Kabaddi is known as “Chedugudu” or “Hu Tu Tu” in Southern India. In the Eastern India, it is known as “Chu-Kit-Kit” (Ladies Version) and “Hadudu” (Gents version). In the northern parts of India, it is known as “Kabaddi”. 

In other Asian countries it has other names! In Malaysia it is called “Chedigudu”. In Thailand it is known as “Teechub”. In India’s neighboring countries like Pakistan it is called “Kabaddi”, in Sri Lanka it is known as “Gudu” and in Nepal it is called “Dodo”. All these are essentially the same old Kabaddi but with very minor changes according to the local whims. 

Kabaddi is also played on a fixed time basis.

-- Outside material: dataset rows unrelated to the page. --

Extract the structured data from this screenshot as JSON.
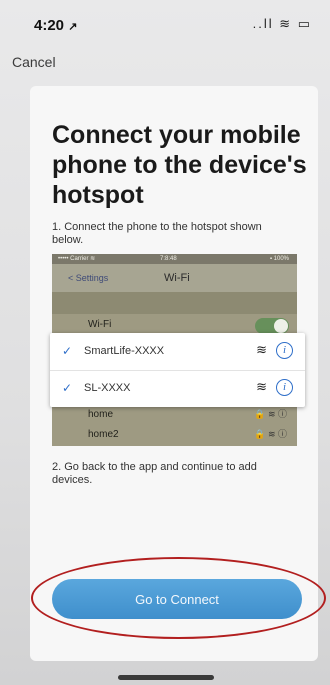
{
  "status_bar": {
    "time": "4:20",
    "location_arrow": "↗",
    "signal_icons": "..ll ≋ ▭"
  },
  "nav": {
    "cancel_label": "Cancel"
  },
  "main": {
    "title": "Connect your mobile phone to the device's hotspot",
    "step1": "1. Connect the phone to the hotspot shown below.",
    "step2": "2. Go back to the app and continue to add devices."
  },
  "illustration": {
    "status_carrier": "••••• Carrier ≋",
    "status_time": "7:8:48",
    "status_battery": "▪ 100%",
    "back_label": "< Settings",
    "title": "Wi-Fi",
    "wifi_label": "Wi-Fi",
    "popup_networks": [
      {
        "name": "SmartLife-XXXX"
      },
      {
        "name": "SL-XXXX"
      }
    ],
    "other_networks": [
      {
        "name": "home"
      },
      {
        "name": "home2"
      }
    ]
  },
  "connect_button": {
    "label": "Go to Connect"
  },
  "colors": {
    "accent": "#4a9ad6",
    "highlight_ring": "#b21f1f"
  }
}
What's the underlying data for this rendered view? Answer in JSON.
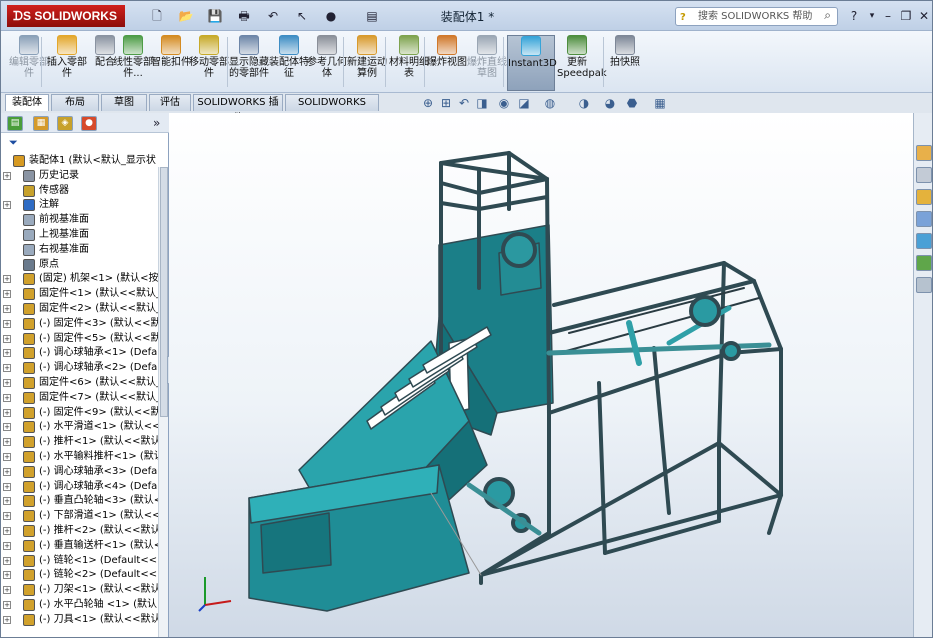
{
  "app": {
    "brand": "SOLIDWORKS",
    "window_title": "装配体1 *",
    "brand_color": "#cf1f1b"
  },
  "quick_access": [
    {
      "icon": "new-document-icon",
      "glyph": "🗋"
    },
    {
      "icon": "open-folder-icon",
      "glyph": "📂"
    },
    {
      "icon": "save-icon",
      "glyph": "💾"
    },
    {
      "icon": "print-icon",
      "glyph": "🖶"
    },
    {
      "icon": "undo-icon",
      "glyph": "↶"
    },
    {
      "icon": "select-arrow-icon",
      "glyph": "↖"
    },
    {
      "icon": "rebuild-traffic-light-icon",
      "glyph": "●"
    },
    {
      "icon": "file-properties-icon",
      "glyph": "▤"
    }
  ],
  "search": {
    "placeholder": "搜索 SOLIDWORKS 帮助"
  },
  "ribbon": [
    {
      "label": "编辑零部件",
      "disabled": true,
      "color": "#8aa0b8"
    },
    {
      "label": "插入零部件",
      "disabled": false,
      "color": "#e3a72c"
    },
    {
      "label": "配合",
      "disabled": false,
      "color": "#8a93a1"
    },
    {
      "label": "线性零部件...",
      "disabled": false,
      "color": "#4e9c47"
    },
    {
      "label": "智能扣件",
      "disabled": false,
      "color": "#d48b22"
    },
    {
      "label": "移动零部件",
      "disabled": false,
      "color": "#c7aa2a"
    },
    {
      "label": "显示隐藏的零部件",
      "disabled": false,
      "color": "#6d86a8"
    },
    {
      "label": "装配体特征",
      "disabled": false,
      "color": "#3e8dc4"
    },
    {
      "label": "参考几何体",
      "disabled": false,
      "color": "#8a8f99"
    },
    {
      "label": "新建运动算例",
      "disabled": false,
      "color": "#d89a2d"
    },
    {
      "label": "材料明细表",
      "disabled": false,
      "color": "#7ea34f"
    },
    {
      "label": "爆炸视图",
      "disabled": false,
      "color": "#d0782b"
    },
    {
      "label": "爆炸直线草图",
      "disabled": true,
      "color": "#9aa6b4"
    },
    {
      "label": "Instant3D",
      "disabled": false,
      "color": "#37a4d8",
      "selected": true
    },
    {
      "label": "更新Speedpak",
      "disabled": false,
      "color": "#4e8e3f"
    },
    {
      "label": "拍快照",
      "disabled": false,
      "color": "#7d8797"
    }
  ],
  "tabs": [
    {
      "label": "装配体",
      "active": true
    },
    {
      "label": "布局"
    },
    {
      "label": "草图"
    },
    {
      "label": "评估"
    },
    {
      "label": "SOLIDWORKS 插件"
    },
    {
      "label": "SOLIDWORKS MBD"
    }
  ],
  "view_toolbar": [
    "zoom-to-fit-icon",
    "zoom-area-icon",
    "previous-view-icon",
    "section-view-icon",
    "dynamic-annotation-icon",
    "view-orientation-icon",
    "display-style-icon",
    "hide-show-items-icon",
    "edit-appearance-icon",
    "apply-scene-icon",
    "view-settings-icon"
  ],
  "feature_tree": [
    {
      "label": "装配体1 (默认<默认_显示状",
      "icon": "assembly-icon",
      "indent": 0,
      "exp": ""
    },
    {
      "label": "历史记录",
      "icon": "history-icon",
      "indent": 1,
      "exp": "+"
    },
    {
      "label": "传感器",
      "icon": "sensor-icon",
      "indent": 1,
      "exp": ""
    },
    {
      "label": "注解",
      "icon": "annotation-icon",
      "indent": 1,
      "exp": "+"
    },
    {
      "label": "前视基准面",
      "icon": "plane-icon",
      "indent": 1,
      "exp": ""
    },
    {
      "label": "上视基准面",
      "icon": "plane-icon",
      "indent": 1,
      "exp": ""
    },
    {
      "label": "右视基准面",
      "icon": "plane-icon",
      "indent": 1,
      "exp": ""
    },
    {
      "label": "原点",
      "icon": "origin-icon",
      "indent": 1,
      "exp": ""
    },
    {
      "label": "(固定) 机架<1> (默认<按",
      "icon": "part-icon",
      "indent": 1,
      "exp": "+"
    },
    {
      "label": "固定件<1> (默认<<默认_",
      "icon": "part-icon",
      "indent": 1,
      "exp": "+"
    },
    {
      "label": "固定件<2> (默认<<默认_",
      "icon": "part-icon",
      "indent": 1,
      "exp": "+"
    },
    {
      "label": "(-) 固定件<3> (默认<<默",
      "icon": "part-icon",
      "indent": 1,
      "exp": "+"
    },
    {
      "label": "(-) 固定件<5> (默认<<默",
      "icon": "part-icon",
      "indent": 1,
      "exp": "+"
    },
    {
      "label": "(-) 调心球轴承<1> (Defa",
      "icon": "part-icon",
      "indent": 1,
      "exp": "+"
    },
    {
      "label": "(-) 调心球轴承<2> (Defa",
      "icon": "part-icon",
      "indent": 1,
      "exp": "+"
    },
    {
      "label": "固定件<6> (默认<<默认_",
      "icon": "part-icon",
      "indent": 1,
      "exp": "+"
    },
    {
      "label": "固定件<7> (默认<<默认_",
      "icon": "part-icon",
      "indent": 1,
      "exp": "+"
    },
    {
      "label": "(-) 固定件<9> (默认<<默",
      "icon": "part-icon",
      "indent": 1,
      "exp": "+"
    },
    {
      "label": "(-) 水平滑道<1> (默认<<",
      "icon": "part-icon",
      "indent": 1,
      "exp": "+"
    },
    {
      "label": "(-) 推杆<1> (默认<<默认",
      "icon": "part-icon",
      "indent": 1,
      "exp": "+"
    },
    {
      "label": "(-) 水平输料推杆<1> (默认",
      "icon": "part-icon",
      "indent": 1,
      "exp": "+"
    },
    {
      "label": "(-) 调心球轴承<3> (Defa",
      "icon": "part-icon",
      "indent": 1,
      "exp": "+"
    },
    {
      "label": "(-) 调心球轴承<4> (Defa",
      "icon": "part-icon",
      "indent": 1,
      "exp": "+"
    },
    {
      "label": "(-) 垂直凸轮轴<3> (默认<",
      "icon": "part-icon",
      "indent": 1,
      "exp": "+"
    },
    {
      "label": "(-) 下部滑道<1> (默认<<",
      "icon": "part-icon",
      "indent": 1,
      "exp": "+"
    },
    {
      "label": "(-) 推杆<2> (默认<<默认",
      "icon": "part-icon",
      "indent": 1,
      "exp": "+"
    },
    {
      "label": "(-) 垂直输送杆<1> (默认<",
      "icon": "part-icon",
      "indent": 1,
      "exp": "+"
    },
    {
      "label": "(-) 链轮<1> (Default<<D",
      "icon": "part-icon",
      "indent": 1,
      "exp": "+"
    },
    {
      "label": "(-) 链轮<2> (Default<<D",
      "icon": "part-icon",
      "indent": 1,
      "exp": "+"
    },
    {
      "label": "(-) 刀架<1> (默认<<默认",
      "icon": "part-icon",
      "indent": 1,
      "exp": "+"
    },
    {
      "label": "(-) 水平凸轮轴 <1> (默认",
      "icon": "part-icon",
      "indent": 1,
      "exp": "+"
    },
    {
      "label": "(-) 刀具<1> (默认<<默认",
      "icon": "part-icon",
      "indent": 1,
      "exp": "+"
    }
  ],
  "model": {
    "frame_color": "#2f4a52",
    "body_color": "#1e8a93",
    "dark_color": "#13636b",
    "motor_color": "#257f87"
  }
}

There are many variants of which the following are important: 

v     Surjeevani

v     Gaminee

v     Amar 

Surjeevani Kabaddi: 

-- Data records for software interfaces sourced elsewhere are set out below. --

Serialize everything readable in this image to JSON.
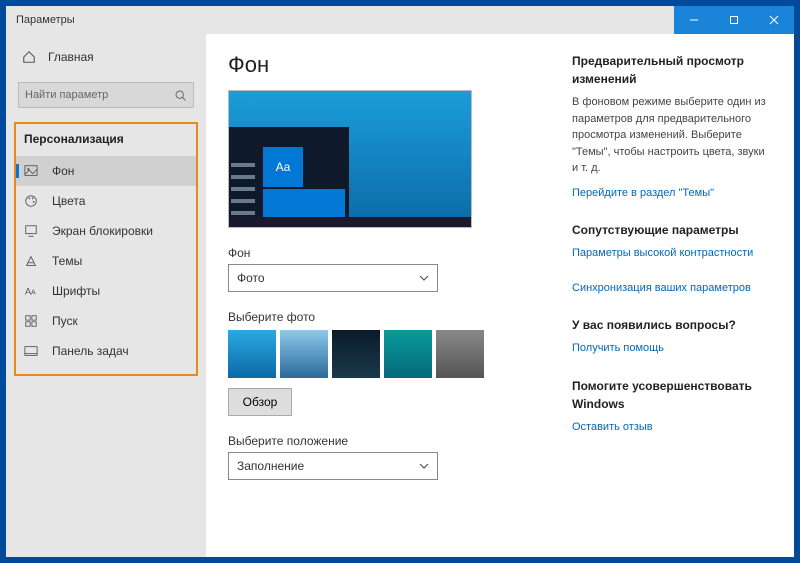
{
  "window": {
    "title": "Параметры"
  },
  "sidebar": {
    "home": "Главная",
    "search_placeholder": "Найти параметр",
    "section": "Персонализация",
    "items": [
      {
        "label": "Фон",
        "active": true
      },
      {
        "label": "Цвета"
      },
      {
        "label": "Экран блокировки"
      },
      {
        "label": "Темы"
      },
      {
        "label": "Шрифты"
      },
      {
        "label": "Пуск"
      },
      {
        "label": "Панель задач"
      }
    ]
  },
  "main": {
    "heading": "Фон",
    "preview_tile_text": "Aa",
    "background_label": "Фон",
    "background_value": "Фото",
    "choose_photo_label": "Выберите фото",
    "browse": "Обзор",
    "fit_label": "Выберите положение",
    "fit_value": "Заполнение"
  },
  "right": {
    "preview_heading": "Предварительный просмотр изменений",
    "preview_text": "В фоновом режиме выберите один из параметров для предварительного просмотра изменений. Выберите \"Темы\", чтобы настроить цвета, звуки и т. д.",
    "preview_link": "Перейдите в раздел \"Темы\"",
    "related_heading": "Сопутствующие параметры",
    "related_link1": "Параметры высокой контрастности",
    "related_link2": "Синхронизация ваших параметров",
    "questions_heading": "У вас появились вопросы?",
    "questions_link": "Получить помощь",
    "improve_heading": "Помогите усовершенствовать Windows",
    "improve_link": "Оставить отзыв"
  }
}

This version is recognized by the Kabaddi Federation of India and the game is largely dictated by its rules and regulations. Suppose a player M from Team A during his raid touches player P from Team B, player P is out and he has to go out of the court and sit out. During the return raid, Team B’s player L touches player N of Team A, player N is out and he will go out of the court and sit out. However, this has revived player P of Team A, who will take the court! Reviving an “out” player is the gist of Surjeevani type of Kabaddi. 

Gaminee Kabaddi: 

Unlike “Surjeevani” in this version of Kabaddi, there is no revival. When all the 7 players of a team are out, the game comes to an end. No time frame. All the players of a team should be out. 

Amar Kabaddi: 

Player 7, a raider from Team A raids the court of Team B and in the bargain touches the back of player 2 of Team B. Team A gets a point, but player 2 of Team B remains in court. One point for each touch is awarded and the team, which gets maximum points by the end of the stipulated time, is considered the winner. 

Goongi Kabaddi: 

In this version two players, one each from opposing teams, wrestle with each other.